Throughout the early 1970s Mao continued his goal of reducing the economic gap between the city and the countryside. The children of urban elite lived and worked among rural peasants. The children of peasants, workers, and soldiers attended the reopened schools where they studied the works of Mao and the accomplishments of peasants. Thousands of students received rudimentary medical training and went to the countryside as so-called barefoot doctors; they provided basic health care to peasants who otherwise had no access to medical facilities. Urban culture was replaced by new revolutionary ballet, opera, and literature, much of it produced under the patronage of Jiang Qing. The new work expressed the struggles of the peasants and glorified Chairman Mao.
While most of the radical excesses of the Cultural Revolution had diminished by the mid-1970s, some of its rhetoric and policies continued even after Mao’s death in 1976. Jiang Qing and the rest of the Gang of Four were arrested that year. Their arrest was declared the official end of the movement, but it was not until 1981 that the Gang of Four were convicted for their crimes and the Communist Party leadership under Deng Xiaoping officially condemned the Cultural Revolution.
The Cultural Revolution had far-reaching impacts on all aspects of Chinese society. The years of chaos from 1966 to 1969 saw the slowdown and partial collapse of the Chinese economy. Rural markets were forbidden and peasants were forced to sell all produce to the state. The possibility for economic cooperation with the West was eliminated by China’s emphasis on self-reliance above all else, as well as by its xenophobia, the fear of foreigners and foreign ways. This caused economic isolation and stagnation. In contrast, during the same period the economies of Japan, Taiwan, and South Korea soared.
Education suffered serious setbacks. An entire generation of young people had their education disrupted while they “made revolution” for Chairman Mao. College entrance exams, suspended in 1966, were not reinstated until 1977. During the Cultural Revolution many valuable books and collections were destroyed and many scholars at China’s leading schools died from abuse by the Red Guards.
The Chinese Communist Party (CCP) lost much of its prestige as a result of the Cultural Revolution. People at all levels of society were disillusioned by the high-level power struggles and the instability of party policy. But the CCP remained tenaciously in control, in part because Deng Xiaoping’s economic reforms of the 1980s and 1990s attempted to wipe out the legacy of the Cultural Revolution.
Even Mao, once glorified as “The Great Helmsman” and the “Red Sun,” was officially criticized for his “leftist mistakes” in the Cultural Revolution, but was still praised for his leadership in both the war against Japan (see Sino-Japanese Wars) and the civil war against the Kuomintang.
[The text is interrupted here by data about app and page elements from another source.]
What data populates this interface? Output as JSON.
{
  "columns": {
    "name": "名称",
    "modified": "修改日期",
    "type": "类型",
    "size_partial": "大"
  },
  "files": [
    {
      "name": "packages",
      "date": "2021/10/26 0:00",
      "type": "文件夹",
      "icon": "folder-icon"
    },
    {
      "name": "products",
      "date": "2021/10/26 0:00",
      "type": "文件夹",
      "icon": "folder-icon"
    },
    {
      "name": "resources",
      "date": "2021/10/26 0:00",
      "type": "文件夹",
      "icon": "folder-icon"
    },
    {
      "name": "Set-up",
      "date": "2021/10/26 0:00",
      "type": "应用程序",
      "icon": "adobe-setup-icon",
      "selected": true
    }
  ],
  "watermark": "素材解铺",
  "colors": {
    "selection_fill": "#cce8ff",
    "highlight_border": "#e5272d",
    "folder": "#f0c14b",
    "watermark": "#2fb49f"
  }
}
Today, while privately vilified by many Chinese, Mao is at the same time still genuinely admired as a powerful national leader.

No comments:

Post a Comment